The decline in numbers of students taking A-level physics, chemistry and maths must not be allowed to continue, the Royal Society says.
Science has declined in popularity
In 1991 43,416 students sat A-level physics compared with 28,698 in 2004, a decrease of 34%, with the other subjects also losing popularity.
Royal Society president Lord May of Oxford called for "proper targets".
But the government said science subject applications were up by more than 10% this year and were a priority.
In chemistry, 44,440 students took an A-level in 1991, but by 2004 this had fallen to 37,254 - a drop of 16%.
The number of maths candidates decreased by 22%, from 74,972 to 58,508.
However, there were 10% more A-level entries across all subjects in 2004 than in 1991.
Lord May said: "If the number of students studying chemistry, physics and maths at A-level continues to decline, we risk losing not only the next generation of highly skilled scientists, technologists and engineers, but also the teachers to train the generation that come after them.
"And without the demand from students we may face a situation where some schools actually stop offering some science subjects at A-level."
The government has set out aspirations to raise numbers of students taking science and engineering after the age of 16.
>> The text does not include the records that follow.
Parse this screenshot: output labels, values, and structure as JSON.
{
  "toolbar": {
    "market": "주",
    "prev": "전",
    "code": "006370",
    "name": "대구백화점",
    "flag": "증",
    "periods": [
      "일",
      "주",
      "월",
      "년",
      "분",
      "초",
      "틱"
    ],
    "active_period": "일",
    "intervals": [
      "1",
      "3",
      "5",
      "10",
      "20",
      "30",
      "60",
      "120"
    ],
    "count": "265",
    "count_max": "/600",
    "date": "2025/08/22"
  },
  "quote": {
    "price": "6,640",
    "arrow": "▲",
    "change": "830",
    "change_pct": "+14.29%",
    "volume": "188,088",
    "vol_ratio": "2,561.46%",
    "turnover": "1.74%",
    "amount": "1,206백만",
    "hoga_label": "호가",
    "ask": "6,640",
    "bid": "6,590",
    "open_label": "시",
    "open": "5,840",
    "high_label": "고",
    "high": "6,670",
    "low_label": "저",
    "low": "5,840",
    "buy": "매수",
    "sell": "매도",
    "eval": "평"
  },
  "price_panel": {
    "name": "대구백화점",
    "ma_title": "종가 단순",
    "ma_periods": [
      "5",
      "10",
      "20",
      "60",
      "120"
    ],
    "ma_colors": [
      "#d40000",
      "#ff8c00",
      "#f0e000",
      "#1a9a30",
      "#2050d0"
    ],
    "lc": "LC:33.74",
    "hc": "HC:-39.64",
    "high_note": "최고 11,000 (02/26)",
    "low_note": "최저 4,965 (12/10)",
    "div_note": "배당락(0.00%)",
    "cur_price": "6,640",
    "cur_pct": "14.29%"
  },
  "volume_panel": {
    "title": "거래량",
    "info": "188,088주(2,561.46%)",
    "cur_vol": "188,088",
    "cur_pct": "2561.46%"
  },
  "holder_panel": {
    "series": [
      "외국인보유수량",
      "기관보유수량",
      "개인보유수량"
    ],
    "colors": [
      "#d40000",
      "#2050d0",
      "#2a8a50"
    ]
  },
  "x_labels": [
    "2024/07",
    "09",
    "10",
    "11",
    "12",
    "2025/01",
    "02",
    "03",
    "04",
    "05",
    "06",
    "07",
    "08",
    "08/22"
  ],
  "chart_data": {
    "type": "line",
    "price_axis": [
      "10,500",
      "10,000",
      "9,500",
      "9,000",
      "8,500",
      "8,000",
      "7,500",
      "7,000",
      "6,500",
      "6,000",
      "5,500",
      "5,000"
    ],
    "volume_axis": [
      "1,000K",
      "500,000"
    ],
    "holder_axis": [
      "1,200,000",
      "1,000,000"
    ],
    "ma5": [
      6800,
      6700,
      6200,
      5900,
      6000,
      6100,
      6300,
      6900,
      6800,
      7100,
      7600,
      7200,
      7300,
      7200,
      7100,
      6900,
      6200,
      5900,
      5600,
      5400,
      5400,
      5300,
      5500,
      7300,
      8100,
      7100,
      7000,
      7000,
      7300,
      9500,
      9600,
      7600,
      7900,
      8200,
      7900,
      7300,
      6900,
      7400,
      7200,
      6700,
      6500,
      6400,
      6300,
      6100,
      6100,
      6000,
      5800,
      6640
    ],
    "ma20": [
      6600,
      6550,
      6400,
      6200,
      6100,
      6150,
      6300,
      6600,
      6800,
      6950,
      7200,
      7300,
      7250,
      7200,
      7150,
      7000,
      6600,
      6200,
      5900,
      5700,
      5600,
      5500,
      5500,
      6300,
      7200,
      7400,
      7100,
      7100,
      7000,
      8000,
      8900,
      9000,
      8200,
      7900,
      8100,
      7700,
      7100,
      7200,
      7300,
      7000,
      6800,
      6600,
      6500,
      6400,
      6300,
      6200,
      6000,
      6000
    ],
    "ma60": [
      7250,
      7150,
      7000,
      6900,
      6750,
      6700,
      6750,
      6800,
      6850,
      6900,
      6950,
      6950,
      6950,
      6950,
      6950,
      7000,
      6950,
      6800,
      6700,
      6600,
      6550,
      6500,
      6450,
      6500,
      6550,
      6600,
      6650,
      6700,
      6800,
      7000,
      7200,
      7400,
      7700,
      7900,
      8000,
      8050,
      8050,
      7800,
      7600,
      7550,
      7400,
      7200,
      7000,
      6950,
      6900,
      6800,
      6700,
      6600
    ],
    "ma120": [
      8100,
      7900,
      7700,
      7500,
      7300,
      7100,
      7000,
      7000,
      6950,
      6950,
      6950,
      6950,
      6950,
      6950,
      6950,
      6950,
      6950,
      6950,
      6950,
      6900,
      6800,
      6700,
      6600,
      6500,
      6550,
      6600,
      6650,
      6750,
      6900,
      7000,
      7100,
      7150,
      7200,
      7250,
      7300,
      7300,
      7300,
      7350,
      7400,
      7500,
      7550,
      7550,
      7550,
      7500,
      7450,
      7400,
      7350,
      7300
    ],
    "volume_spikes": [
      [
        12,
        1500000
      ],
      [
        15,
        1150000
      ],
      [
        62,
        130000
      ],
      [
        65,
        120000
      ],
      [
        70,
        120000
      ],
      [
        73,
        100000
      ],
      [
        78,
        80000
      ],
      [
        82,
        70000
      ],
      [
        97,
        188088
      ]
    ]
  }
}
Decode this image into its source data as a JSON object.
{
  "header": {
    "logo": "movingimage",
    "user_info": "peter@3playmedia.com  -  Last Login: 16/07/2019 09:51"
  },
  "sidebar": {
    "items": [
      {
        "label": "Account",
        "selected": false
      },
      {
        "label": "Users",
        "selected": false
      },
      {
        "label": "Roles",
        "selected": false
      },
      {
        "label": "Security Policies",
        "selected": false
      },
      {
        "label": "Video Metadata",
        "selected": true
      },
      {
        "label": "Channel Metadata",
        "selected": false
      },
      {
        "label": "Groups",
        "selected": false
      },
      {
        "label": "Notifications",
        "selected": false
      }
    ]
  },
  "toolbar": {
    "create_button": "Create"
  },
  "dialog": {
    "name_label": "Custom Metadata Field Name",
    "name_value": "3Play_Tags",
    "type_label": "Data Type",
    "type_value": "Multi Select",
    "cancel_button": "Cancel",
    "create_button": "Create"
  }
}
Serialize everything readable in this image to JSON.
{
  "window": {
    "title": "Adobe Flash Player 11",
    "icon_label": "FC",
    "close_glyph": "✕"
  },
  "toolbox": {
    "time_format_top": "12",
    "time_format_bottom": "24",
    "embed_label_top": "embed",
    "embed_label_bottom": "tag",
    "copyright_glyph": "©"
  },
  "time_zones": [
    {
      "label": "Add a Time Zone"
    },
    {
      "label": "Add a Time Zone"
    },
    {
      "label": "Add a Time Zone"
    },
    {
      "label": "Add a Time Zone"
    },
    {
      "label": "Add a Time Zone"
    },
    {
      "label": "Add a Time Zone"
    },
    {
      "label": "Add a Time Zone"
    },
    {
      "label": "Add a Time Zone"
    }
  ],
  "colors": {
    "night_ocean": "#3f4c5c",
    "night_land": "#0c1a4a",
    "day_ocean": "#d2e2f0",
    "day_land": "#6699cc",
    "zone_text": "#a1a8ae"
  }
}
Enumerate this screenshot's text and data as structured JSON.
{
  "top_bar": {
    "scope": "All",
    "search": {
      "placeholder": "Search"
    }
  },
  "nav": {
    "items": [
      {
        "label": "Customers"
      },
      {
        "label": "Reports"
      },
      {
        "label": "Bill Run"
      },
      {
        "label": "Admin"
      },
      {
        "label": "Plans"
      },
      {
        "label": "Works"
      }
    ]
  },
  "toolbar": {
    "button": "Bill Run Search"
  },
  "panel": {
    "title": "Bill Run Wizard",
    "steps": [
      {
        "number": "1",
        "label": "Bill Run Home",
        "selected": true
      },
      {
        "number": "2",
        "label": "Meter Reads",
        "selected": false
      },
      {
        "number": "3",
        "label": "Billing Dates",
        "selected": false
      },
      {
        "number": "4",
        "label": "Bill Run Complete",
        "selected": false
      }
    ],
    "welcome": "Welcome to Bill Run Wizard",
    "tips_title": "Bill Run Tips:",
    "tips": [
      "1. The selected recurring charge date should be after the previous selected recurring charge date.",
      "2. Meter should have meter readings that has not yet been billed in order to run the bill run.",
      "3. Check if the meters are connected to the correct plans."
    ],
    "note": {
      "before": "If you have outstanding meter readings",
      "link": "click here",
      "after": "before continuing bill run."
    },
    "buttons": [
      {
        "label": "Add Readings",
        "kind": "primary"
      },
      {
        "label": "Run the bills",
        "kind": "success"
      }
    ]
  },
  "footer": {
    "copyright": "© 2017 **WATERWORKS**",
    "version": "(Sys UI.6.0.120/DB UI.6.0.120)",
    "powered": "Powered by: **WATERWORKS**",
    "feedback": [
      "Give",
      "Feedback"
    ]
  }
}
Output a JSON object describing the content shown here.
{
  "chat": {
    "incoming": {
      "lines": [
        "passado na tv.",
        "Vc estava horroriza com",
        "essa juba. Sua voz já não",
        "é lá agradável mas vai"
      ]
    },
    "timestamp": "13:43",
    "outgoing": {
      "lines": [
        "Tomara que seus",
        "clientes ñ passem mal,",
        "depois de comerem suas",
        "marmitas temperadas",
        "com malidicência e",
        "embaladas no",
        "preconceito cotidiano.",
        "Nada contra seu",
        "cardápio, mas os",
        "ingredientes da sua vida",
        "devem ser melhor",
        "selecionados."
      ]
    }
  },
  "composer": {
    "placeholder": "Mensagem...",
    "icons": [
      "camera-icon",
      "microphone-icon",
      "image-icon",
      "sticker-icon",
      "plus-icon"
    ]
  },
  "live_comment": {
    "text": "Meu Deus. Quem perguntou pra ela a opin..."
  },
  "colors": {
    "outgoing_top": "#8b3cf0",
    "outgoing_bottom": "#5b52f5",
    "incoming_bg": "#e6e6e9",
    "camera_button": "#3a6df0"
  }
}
Lord May said: "The government must commit to some proper targets and a route map detailing exactly how and when it intends to achieve its targets of increasing the numbers of students studying the sciences at A-level and beyond."
Earlier this week the CBI said the UK could lose trade unless science and language learning improve.
A Department for Education and Skills spokesman said: "The sciences continue to be among the more popular courses at A-level.
"The most recent set of figures on applications to science subjects was up by more than 10% compared with last year. We want this to continue."
A programme of science study at GCSE level would help ensure a "clear focus", he added.
The British Chambers of Commerce has demanded higher A-level standards overall.
Its survey of small firms suggests that 50.4% of small firms have trouble recruiting adequately skilled staff.
BCC president Bill Midgley said A-levels had been "dumbed down", with a 97% pass rate expected when results are announced on Thursday.
The government, however, insists that teaching and general standards have improved.